  63. Roeckner E, Arpe K, Bengtsson L, Christoph M, Claussen M, Dümenil L, Esch M, Giorgetta M, Schlese U, Schulzweida U (1996) The atmospheric general circulation model ECHAM-4: model description and simulation of present-day climate. Max-Planck Institute for Meteorology Report No.218Google Scholar
  64. Serreze MC, Walsh JE, Chapin FS, Osterkamp T, Dyurgerov M, Romanovsky V, Oechel WC, Morison J, Zhang T, Barry RG (2000) Observational evidence of recent change in the northern high-latitude environment. Climatic Change 46:159–207CrossRefGoogle Scholar
  65. Sitch S, Smith B, Prentice IC, Arneth A, Bondeau A, Cramer W, Kaplan JO, Levis S, Lucht W, Sykes MT, Thonicke K, Venevsky S (2003) Evaluation of ecosystem dynamics, plant geography and terrestrial carbon cycling in the LPJ dynamic global vegetation model. Glob Change Biol 9:161–185CrossRefGoogle Scholar
  66. VEMAP (1995) Vegetation/ecosystem modeling and analysis project: comparing biogeography and biogeochemistry models in a continental-scale study of terrestrial ecosystem responses to climate-change and CO2 doubling. Global Biogeochem Cy 9:407–437CrossRefGoogle Scholar
  67. Walker DA, Raynolds MK, Daniels FJA, Einarsson E, Elvebakk A, Gould WA, Katenin AE, Kholod SS, Markon CJ, Melnikov ES, Moskalenko NG, Talbot SS, Yurtsev BA, CAVM-Team (2005) The Circumpolar Arctic vegetation map. J Veg Sci 16:267–282CrossRefGoogle Scholar

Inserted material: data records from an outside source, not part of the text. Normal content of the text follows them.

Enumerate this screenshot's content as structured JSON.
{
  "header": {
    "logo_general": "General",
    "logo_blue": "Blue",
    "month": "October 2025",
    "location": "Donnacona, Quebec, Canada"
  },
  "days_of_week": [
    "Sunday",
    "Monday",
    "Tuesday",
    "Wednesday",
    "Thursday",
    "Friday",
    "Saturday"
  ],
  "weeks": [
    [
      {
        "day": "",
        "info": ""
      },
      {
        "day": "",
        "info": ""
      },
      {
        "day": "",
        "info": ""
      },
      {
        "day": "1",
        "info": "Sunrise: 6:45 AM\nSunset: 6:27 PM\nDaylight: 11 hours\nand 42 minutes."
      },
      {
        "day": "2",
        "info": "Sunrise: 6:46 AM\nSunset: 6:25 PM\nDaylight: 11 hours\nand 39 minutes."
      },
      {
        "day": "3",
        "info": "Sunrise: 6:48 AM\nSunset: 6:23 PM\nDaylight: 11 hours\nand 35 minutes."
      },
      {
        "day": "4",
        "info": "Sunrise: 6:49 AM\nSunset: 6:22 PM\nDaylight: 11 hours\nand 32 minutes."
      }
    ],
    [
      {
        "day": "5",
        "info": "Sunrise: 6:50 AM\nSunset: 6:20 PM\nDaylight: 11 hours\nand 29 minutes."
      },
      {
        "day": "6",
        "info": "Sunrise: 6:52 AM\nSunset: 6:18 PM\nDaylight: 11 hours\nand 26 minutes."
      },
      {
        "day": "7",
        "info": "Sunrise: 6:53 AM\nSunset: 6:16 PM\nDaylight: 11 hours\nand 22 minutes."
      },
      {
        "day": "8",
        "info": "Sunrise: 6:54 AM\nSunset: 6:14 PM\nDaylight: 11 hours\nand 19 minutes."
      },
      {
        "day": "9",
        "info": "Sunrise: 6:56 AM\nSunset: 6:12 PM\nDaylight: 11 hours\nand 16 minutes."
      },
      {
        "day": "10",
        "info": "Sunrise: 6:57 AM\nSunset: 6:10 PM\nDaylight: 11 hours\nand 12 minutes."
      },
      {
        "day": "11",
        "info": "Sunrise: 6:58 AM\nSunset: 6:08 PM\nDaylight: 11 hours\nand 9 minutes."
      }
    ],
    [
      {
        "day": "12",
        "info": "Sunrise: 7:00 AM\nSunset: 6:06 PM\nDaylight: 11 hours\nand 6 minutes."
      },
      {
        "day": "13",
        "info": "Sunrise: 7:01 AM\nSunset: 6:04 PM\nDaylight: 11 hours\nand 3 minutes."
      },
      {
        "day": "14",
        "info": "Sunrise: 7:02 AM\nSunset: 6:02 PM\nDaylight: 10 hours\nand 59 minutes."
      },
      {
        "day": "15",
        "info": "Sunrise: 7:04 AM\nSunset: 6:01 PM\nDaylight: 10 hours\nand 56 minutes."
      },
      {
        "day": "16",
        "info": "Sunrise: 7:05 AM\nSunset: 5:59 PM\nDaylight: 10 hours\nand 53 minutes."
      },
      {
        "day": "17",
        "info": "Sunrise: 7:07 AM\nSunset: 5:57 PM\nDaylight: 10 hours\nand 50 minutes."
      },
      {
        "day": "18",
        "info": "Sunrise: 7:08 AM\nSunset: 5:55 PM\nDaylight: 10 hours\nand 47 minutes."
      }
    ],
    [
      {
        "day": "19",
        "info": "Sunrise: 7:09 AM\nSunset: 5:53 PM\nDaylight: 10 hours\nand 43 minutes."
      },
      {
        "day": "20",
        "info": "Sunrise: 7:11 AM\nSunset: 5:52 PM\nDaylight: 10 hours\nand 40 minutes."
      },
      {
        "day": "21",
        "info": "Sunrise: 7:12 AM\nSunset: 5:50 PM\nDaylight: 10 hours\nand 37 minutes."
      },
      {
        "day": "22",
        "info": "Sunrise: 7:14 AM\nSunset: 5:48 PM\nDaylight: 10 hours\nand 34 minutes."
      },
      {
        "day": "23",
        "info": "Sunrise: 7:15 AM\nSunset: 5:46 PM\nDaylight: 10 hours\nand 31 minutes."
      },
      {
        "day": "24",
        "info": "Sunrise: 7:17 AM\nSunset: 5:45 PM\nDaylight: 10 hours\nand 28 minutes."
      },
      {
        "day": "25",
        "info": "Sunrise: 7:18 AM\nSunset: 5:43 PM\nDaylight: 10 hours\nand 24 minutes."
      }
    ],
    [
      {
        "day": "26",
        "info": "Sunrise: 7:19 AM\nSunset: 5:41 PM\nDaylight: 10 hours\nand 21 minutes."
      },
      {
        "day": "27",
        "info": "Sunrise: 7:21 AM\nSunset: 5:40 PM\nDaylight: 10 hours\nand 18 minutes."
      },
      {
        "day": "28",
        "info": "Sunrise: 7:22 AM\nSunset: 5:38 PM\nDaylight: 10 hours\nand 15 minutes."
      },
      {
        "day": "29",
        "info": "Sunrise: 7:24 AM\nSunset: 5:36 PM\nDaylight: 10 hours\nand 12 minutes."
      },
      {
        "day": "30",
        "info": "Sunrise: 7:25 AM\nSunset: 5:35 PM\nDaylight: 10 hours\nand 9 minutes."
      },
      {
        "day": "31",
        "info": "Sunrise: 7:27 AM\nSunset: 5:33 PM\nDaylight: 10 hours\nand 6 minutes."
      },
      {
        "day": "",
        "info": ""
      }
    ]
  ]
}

Copyright information

© Springer Science+Business Media, Inc. 2006

Authors and Affiliations

  1. 1.Institute of Plant SciencesUniversity of BernBernSwitzerland
  2. 2.Climate Research Lab, Centre for the EnvironmentOxford UniversityOxfordEngland

Personalised recommendations